• Environment & Work,  Industry & Sector,  Research

    Building a Sustainable, High-Value-Added Forestry Sector in B.C.

    B.C.’s economy has always depended on its rich forests—from First Nations communities, through the early settler economy, to modern forestry practices and technologies. But in recent years the industry has been buffeted by a perfect storm of environmental, economic, and geopolitical challenges. Total production has declined by up to half in recent years, with devastating effects on employment, output, exports, and taxes. Dozens of remote and regional forest communities are unsure of their future, unless a viable and sustainable future for forestry can be achieved.

  • Commentary,  Industry & Sector,  Trade Unions

    On Canadian Unionism, History, and Phony Horse-Races

    Auto unions in both Canada and the U.S. are currently engaged in high-stakes negotiations with the three major North American automakers (GM, Ford, and Stellantis – formerly Chrysler). The two unions have similar goals: to make sure workers share in the gains these companies are making. It’s important to know the different histories, structures, and cultures of the two unions, before making any simplistic comparisons between them. Centre for Future Work Director Jim Stanford considers those differences in this commentary, originally published by rabble.ca.

  • Commentary,  COVID,  Industry & Sector,  Labour Standards

    Real Truckers Have Real Issues That Could be Solved With Regulation, Investment, and Unions

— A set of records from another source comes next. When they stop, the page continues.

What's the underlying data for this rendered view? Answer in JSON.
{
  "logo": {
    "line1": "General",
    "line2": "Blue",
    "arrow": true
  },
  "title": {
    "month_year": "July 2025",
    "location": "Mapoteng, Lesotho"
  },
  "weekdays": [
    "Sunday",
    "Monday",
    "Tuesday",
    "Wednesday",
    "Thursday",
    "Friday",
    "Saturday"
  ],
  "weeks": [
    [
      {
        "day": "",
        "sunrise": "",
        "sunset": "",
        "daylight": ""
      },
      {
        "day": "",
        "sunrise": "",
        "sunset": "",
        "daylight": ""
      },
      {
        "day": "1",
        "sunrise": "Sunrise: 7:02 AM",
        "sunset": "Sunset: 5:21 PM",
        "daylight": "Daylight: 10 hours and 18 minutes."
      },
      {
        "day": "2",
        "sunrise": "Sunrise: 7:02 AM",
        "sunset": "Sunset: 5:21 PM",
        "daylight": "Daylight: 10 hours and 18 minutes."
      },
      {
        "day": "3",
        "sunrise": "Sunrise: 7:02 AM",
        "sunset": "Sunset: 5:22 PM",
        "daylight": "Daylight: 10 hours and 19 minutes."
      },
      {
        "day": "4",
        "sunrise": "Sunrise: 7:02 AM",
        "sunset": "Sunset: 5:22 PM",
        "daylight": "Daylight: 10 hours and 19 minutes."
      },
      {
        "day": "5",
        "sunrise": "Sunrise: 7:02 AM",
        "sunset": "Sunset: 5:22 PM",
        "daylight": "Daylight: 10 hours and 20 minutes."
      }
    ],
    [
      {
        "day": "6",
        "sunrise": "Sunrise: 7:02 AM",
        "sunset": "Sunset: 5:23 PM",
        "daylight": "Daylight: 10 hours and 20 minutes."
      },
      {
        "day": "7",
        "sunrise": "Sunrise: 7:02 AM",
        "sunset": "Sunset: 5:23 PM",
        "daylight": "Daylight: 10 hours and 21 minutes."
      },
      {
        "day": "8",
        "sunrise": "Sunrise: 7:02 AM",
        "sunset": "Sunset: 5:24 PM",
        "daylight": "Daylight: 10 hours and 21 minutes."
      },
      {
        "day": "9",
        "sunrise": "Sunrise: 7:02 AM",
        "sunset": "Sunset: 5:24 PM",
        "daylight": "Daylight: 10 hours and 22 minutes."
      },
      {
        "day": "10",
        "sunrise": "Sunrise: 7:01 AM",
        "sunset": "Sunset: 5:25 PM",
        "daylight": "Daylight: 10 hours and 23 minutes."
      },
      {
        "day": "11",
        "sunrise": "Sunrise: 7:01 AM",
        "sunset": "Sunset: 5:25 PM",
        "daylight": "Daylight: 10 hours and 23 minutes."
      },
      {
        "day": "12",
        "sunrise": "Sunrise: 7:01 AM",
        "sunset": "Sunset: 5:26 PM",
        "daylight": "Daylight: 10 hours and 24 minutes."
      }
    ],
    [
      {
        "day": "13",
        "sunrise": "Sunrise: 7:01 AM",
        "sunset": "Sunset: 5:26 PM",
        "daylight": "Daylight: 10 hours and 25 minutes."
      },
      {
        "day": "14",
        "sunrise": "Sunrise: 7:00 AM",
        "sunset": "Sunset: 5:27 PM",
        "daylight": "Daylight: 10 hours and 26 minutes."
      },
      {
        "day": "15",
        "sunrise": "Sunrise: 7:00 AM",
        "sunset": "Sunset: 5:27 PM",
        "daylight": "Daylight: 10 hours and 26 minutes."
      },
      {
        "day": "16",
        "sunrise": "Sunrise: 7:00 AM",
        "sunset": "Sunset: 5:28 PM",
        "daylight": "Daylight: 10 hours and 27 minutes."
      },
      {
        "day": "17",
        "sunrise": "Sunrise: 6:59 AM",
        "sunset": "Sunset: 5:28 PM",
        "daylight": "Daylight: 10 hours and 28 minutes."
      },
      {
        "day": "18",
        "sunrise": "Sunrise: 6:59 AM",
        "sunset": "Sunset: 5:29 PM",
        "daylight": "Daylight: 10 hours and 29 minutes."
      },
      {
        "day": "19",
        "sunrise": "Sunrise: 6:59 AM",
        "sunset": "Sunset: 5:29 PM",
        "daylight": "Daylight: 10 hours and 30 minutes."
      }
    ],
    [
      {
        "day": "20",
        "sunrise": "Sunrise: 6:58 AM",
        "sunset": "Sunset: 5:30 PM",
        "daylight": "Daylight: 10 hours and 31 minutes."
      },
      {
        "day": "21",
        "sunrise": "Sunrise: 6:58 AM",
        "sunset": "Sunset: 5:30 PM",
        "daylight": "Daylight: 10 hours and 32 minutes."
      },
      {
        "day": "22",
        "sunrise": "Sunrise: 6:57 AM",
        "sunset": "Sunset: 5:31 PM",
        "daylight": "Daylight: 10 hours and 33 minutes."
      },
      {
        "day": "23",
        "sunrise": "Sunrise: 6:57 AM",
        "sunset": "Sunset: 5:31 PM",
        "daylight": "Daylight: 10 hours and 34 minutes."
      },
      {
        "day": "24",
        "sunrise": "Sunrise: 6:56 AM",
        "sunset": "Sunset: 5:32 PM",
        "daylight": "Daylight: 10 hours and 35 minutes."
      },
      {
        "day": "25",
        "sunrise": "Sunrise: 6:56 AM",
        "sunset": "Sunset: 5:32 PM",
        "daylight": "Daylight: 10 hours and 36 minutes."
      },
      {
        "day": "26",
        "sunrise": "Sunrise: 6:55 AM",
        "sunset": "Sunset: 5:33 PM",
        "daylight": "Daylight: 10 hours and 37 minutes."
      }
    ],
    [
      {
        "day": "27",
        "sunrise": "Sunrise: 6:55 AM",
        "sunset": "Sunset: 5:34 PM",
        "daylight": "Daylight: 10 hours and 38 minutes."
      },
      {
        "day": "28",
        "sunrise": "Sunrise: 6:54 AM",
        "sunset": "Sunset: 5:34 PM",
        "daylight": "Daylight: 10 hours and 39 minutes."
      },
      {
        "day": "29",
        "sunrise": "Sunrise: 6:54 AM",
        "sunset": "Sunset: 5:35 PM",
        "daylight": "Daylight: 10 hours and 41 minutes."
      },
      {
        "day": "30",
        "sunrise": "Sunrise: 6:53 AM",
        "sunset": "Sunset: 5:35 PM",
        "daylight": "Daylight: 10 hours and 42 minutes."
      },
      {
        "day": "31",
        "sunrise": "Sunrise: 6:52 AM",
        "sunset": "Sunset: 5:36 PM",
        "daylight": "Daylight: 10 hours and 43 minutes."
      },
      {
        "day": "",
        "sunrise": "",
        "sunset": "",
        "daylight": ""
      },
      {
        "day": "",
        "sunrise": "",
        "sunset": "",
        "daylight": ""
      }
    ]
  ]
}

    Despite claims of organizers, the protests and blockades in Ottawa and at several of Canada’s border crossings are not really about issues faced by working truck drivers. Rather, they are part of an organized effort to overturn Canada’s public health rules – and, for some of the organizers, Canada’s elected government. But the references to “hard-working truckers” arising from the protests should spark a more genuine examination of the challenges truckers face in their jobs, and how their working lives could be improved. In this column, originally published in the Toronto Star, our Director Jim Stanford discusses several of the most pressing challenges facing real truckers: including low pay, misclassification,…

  • Industry & Sector,  Research,  Trade Unions,  Wages

    Solid Wage Gains for Construction Workers Needed to Cement Productivity Gains

    Paycheques for workers in Ontario’s booming construction industry are coming up short despite surging productivity and a sharp rise in building activity, a new report from the Centre for Future Work shows. Relative to consumer prices, the real purchasing power of construction wages has been stagnant in recent years even though real labour productivity in the sector has grown very strongly. Workers are generating more output and revenue for their employers, but not getting their fair share of the value they’re creating. Nominal wages in construction grew at an average rate of 1.9% over the last five years, considerably slower than broader wages in Ontario’s labour market (which grew at…

  • Commentary,  COVID,  Gender and Work,  Industry & Sector

    Quick Progress on National Child Care Would Accelerate Economic Rebound

    The federal government has promised major funding for a national child care and early learning program in Canada. A recent Centre for Future Work report highlighted the substantial economic benefits that would be generated by such a program: including direct and indirect jobs providing early learning and child care (ELCC) services, improved female labour force participation, and stronger learning, employment, and health outcomes for children who participate in high-quality ELCC. In the following commentary, the Centre’s Director Jim Stanford summarizes those economic benefits, and argues it is incumbent on governments – provincial as well as federal – to move quickly ahead to start rolling out this program to boost Canada’s…

  • Fiscal Policy,  Industry & Sector,  Macroeconomics,  Research

    The Broken Promises of Corporate Tax Cuts

    The pace of business capital spending in Canada has been weak in recent years, for several reasons – including the slowdown in the petroleum industry, the erosion of Canadian manufacturing, and now the impacts of the global COVID-19 pandemic and recession. This has spurred a resurgence of demands from the business community for lower company tax rates, which advocates claim will accelerate business capital spending. In this analysis, published originally by the Canadian Tax Foundation, Centre for Future Work Director Jim Stanford agrees that stimulating more capital investment (both private and public) is a vital goal. But there is no evidence from either recent Canadian history or international comparisons that…

  • Commentary,  Employment & Unemployment,  Industry & Sector

    Help Business – But do it Right

    Facing an unprecedented downturn in work, incomes, and spending, the federal government has rolled out major new support programs to help businesses survive the coronavirus pandemic. This support is essential. But government should learn from past experience, and design those support programs carefully for maximum effect and fairness. In this commentary, originally published in the Toronto Star, Jim Stanford identifies several best practices in supporting businesses and industries in an economic crisis. To Help Workers through the COVID-19 Crisis, We Must Help Our Businesses. Here’s How. In the face of unprecedented lay-offs from the COVID-19 lockdowns, the federal government is quickly shoring up Canada’s income support network. The new Canada…